» What needs to be done
Search the data for lines holding the word "background". State how many there are, and nothing else.

» Data for the task
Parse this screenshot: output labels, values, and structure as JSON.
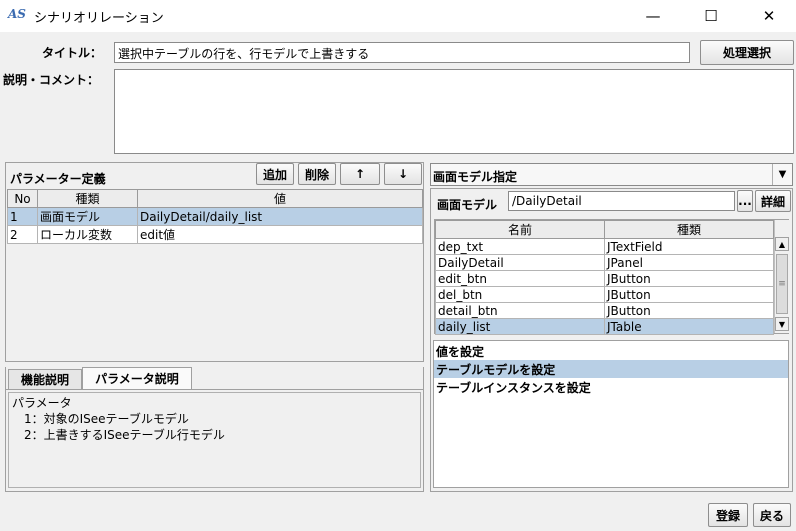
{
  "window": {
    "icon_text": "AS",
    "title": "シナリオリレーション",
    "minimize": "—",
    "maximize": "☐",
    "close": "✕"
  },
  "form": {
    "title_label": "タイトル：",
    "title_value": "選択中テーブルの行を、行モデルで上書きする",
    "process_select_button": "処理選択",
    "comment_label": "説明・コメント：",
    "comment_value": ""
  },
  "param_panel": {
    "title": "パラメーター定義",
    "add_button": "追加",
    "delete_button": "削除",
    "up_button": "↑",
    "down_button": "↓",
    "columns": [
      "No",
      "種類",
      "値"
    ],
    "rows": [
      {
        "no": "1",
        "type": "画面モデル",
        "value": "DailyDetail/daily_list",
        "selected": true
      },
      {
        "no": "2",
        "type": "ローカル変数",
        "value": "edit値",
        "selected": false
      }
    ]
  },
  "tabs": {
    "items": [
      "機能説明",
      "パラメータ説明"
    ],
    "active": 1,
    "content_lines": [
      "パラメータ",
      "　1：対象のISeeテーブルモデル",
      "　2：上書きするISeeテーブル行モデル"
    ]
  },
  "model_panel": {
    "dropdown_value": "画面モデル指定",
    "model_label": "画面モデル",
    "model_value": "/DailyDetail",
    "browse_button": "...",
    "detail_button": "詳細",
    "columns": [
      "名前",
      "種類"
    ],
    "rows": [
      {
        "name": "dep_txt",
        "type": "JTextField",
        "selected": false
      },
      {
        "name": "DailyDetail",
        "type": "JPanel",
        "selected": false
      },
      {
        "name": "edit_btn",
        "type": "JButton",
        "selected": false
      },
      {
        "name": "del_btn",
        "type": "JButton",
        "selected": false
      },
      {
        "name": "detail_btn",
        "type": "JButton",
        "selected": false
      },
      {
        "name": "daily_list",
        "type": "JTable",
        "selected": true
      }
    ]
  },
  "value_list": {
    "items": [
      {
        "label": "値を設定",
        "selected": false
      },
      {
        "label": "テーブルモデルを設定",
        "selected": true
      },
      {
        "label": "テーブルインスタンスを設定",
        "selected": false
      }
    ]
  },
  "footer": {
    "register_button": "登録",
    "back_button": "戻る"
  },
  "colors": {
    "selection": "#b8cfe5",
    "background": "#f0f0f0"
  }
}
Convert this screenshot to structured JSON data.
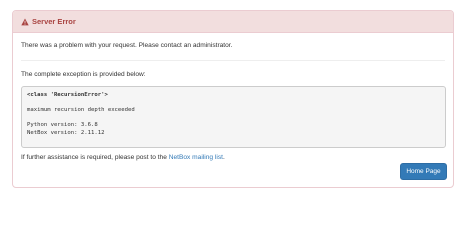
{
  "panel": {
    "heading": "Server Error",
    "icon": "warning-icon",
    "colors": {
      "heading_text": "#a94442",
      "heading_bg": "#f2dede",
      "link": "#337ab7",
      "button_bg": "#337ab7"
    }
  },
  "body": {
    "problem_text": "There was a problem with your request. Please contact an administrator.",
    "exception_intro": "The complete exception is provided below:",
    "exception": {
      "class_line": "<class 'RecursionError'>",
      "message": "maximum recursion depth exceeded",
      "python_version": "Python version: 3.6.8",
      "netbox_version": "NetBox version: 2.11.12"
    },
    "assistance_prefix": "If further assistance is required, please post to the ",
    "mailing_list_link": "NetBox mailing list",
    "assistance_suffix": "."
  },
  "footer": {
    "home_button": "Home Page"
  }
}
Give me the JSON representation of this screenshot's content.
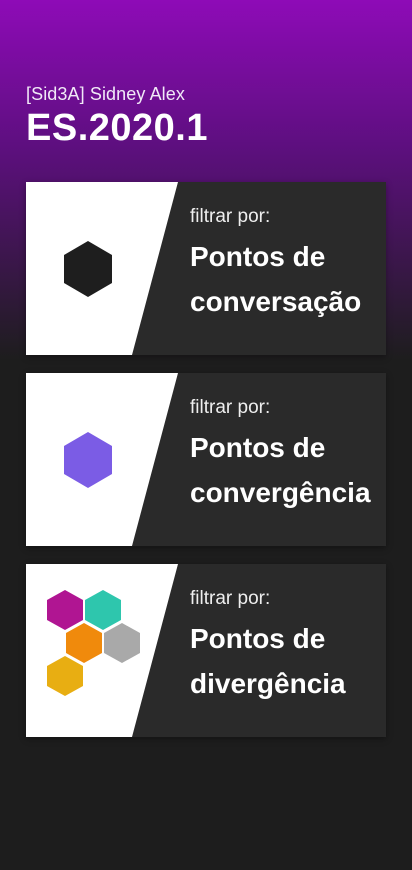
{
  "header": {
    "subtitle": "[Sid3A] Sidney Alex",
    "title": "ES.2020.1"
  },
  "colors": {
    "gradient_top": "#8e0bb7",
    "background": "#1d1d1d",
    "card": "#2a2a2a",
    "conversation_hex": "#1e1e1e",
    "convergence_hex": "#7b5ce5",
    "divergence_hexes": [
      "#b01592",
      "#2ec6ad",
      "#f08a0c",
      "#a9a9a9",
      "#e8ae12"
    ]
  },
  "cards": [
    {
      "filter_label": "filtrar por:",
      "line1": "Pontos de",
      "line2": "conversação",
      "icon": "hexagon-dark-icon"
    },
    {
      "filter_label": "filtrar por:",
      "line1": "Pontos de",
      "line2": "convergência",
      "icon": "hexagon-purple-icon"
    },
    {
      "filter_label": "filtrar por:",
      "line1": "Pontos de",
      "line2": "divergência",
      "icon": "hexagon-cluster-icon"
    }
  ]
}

» Output of the task
2